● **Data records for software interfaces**
________________________
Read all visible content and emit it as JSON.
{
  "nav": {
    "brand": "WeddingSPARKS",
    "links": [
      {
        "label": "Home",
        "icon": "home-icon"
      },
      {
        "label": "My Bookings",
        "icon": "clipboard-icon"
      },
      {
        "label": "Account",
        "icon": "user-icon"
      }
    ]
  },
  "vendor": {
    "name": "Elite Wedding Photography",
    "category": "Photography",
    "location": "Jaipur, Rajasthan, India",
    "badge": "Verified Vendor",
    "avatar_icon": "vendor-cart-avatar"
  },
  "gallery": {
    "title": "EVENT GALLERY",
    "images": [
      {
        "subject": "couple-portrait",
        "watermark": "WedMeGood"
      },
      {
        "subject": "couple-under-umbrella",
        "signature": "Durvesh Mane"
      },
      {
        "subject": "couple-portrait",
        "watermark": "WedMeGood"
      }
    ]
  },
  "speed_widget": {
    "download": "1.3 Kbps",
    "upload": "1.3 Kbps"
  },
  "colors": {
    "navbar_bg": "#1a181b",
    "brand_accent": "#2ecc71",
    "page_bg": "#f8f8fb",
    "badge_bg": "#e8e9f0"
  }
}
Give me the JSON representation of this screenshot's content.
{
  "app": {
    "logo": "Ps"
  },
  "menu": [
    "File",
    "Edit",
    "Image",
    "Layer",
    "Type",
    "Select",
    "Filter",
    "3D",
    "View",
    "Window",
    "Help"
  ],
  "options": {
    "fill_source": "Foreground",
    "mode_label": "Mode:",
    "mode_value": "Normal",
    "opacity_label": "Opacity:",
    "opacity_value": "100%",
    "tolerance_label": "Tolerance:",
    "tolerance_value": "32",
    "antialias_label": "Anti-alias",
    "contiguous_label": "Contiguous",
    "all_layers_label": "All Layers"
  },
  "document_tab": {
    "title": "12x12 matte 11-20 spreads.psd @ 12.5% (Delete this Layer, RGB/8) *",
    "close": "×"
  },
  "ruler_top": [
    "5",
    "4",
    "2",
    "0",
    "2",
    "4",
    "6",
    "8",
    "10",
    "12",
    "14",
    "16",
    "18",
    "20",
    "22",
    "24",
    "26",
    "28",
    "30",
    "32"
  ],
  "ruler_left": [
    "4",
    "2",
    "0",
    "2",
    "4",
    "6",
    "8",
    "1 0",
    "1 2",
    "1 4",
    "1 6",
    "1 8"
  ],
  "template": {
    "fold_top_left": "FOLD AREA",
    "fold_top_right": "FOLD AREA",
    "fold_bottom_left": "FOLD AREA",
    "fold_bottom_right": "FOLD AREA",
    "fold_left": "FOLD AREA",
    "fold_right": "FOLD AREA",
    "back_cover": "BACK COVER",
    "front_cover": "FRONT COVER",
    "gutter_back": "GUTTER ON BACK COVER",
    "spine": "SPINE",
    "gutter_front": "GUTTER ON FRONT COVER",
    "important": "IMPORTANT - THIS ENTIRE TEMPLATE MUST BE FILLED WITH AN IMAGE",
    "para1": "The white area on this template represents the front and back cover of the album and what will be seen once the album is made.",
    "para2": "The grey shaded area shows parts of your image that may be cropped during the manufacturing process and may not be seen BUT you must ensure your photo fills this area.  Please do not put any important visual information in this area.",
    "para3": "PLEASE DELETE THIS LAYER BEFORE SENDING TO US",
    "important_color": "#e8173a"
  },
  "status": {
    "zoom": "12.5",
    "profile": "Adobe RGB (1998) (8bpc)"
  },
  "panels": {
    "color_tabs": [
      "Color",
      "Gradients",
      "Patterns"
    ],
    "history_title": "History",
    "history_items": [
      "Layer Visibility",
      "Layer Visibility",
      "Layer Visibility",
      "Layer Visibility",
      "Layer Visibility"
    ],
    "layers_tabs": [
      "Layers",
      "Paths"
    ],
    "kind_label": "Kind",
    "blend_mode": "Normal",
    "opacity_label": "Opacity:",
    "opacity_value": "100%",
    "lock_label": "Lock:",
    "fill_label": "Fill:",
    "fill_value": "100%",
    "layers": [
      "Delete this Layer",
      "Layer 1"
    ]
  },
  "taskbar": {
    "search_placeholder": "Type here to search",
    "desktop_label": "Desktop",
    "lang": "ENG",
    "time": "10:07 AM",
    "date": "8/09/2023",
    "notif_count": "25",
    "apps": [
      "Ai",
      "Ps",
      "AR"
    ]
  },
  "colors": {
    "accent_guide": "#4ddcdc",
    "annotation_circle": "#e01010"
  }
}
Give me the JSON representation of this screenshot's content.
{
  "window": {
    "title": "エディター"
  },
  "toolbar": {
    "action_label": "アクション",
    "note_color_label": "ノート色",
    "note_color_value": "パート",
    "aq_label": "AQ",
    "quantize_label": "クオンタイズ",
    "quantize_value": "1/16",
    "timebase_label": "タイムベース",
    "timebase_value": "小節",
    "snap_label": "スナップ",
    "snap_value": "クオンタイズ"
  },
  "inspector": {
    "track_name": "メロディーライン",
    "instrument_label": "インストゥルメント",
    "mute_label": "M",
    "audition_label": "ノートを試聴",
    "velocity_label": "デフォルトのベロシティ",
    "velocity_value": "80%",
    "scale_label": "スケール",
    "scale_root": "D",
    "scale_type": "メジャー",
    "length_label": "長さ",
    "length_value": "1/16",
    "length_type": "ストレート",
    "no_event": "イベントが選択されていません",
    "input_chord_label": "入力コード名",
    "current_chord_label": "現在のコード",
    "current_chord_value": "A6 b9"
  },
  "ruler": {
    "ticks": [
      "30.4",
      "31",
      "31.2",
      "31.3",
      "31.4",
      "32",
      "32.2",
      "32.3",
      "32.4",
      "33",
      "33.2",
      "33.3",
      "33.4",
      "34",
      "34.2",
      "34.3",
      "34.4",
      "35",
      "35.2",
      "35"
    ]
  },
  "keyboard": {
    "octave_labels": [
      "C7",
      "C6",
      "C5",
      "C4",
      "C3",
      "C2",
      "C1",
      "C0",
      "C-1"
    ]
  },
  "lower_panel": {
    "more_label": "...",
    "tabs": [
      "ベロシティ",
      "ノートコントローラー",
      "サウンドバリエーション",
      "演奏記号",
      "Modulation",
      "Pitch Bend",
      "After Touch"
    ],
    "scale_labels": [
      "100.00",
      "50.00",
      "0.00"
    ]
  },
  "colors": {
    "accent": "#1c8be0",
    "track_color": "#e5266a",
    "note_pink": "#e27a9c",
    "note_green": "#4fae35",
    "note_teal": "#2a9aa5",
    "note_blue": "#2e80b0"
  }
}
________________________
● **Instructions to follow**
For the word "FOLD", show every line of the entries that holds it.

● **Written response**
    "fold_top_left": "FOLD AREA",
    "fold_top_right": "FOLD AREA",
    "fold_bottom_left": "FOLD AREA",
    "fold_bottom_right": "FOLD AREA",
    "fold_left": "FOLD AREA",
    "fold_right": "FOLD AREA",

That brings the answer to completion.